-- AVAILABLE DATA follows --

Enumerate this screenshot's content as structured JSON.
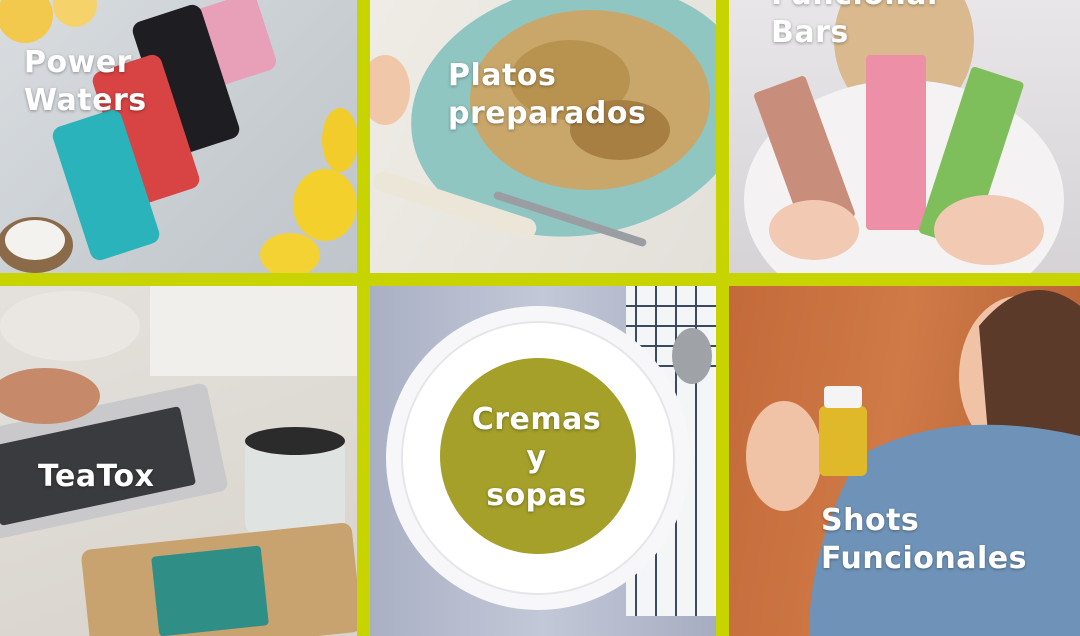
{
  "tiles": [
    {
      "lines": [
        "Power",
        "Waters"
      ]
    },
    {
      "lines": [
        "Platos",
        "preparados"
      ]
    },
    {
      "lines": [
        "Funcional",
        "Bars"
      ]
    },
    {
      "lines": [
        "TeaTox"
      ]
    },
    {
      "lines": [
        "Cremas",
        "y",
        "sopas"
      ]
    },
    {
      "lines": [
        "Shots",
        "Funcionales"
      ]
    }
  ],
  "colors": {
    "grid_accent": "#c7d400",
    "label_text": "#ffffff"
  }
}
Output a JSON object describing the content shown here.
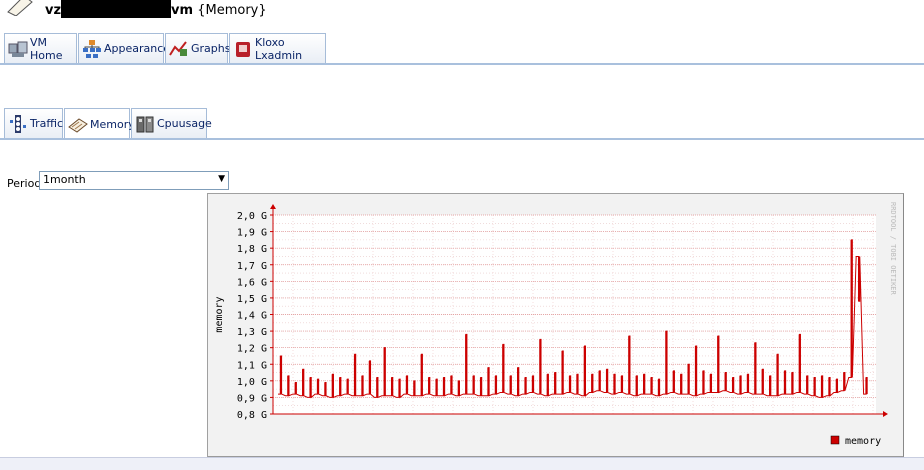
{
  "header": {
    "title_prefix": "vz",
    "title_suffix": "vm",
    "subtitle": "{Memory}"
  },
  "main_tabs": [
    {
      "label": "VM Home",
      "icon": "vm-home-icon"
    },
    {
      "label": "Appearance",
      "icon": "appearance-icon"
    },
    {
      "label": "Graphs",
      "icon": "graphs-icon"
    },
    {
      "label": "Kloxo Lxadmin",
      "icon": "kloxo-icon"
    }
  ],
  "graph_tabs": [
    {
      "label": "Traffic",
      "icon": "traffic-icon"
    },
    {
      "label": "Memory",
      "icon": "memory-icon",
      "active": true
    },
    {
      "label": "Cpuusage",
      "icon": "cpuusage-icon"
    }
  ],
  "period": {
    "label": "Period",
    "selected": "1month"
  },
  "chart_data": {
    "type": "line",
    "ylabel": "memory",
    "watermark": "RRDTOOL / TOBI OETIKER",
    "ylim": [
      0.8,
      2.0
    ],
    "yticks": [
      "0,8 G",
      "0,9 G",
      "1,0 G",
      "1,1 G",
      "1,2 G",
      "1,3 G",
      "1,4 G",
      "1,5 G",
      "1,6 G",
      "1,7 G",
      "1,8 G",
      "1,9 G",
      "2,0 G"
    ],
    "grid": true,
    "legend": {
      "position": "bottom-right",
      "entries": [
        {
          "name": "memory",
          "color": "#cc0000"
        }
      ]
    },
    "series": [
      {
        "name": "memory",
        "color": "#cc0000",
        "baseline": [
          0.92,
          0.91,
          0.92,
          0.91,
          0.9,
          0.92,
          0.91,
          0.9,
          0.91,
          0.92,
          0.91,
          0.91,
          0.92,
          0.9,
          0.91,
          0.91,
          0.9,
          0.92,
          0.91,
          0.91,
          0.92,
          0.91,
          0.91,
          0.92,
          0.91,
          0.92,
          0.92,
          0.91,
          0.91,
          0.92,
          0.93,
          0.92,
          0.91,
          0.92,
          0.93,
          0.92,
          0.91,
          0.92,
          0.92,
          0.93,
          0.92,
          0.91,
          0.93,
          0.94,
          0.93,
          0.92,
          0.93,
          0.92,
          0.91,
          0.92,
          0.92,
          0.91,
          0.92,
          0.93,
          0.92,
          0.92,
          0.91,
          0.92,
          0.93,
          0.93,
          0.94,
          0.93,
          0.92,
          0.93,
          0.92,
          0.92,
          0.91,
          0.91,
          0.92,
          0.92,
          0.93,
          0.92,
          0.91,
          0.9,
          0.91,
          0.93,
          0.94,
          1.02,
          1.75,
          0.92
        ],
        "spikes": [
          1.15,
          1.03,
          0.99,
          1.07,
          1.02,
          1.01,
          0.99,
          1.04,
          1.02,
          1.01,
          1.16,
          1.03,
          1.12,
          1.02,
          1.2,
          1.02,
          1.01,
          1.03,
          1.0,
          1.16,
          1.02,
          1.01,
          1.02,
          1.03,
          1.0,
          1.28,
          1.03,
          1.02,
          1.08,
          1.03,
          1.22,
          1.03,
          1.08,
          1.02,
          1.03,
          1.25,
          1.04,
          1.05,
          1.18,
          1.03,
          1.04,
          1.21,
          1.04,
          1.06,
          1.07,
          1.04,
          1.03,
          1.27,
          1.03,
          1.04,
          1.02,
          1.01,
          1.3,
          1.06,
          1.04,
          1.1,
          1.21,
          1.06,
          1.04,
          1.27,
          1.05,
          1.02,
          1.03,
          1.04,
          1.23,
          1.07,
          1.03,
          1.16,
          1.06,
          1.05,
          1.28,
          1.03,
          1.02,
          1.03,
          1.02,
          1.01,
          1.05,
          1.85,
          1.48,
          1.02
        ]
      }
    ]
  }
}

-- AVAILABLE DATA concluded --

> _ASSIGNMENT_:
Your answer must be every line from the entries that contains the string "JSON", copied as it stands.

> _FINISHED EXERCISE_:
Enumerate this screenshot's content as structured JSON.
Output a JSON object describing the content shown here.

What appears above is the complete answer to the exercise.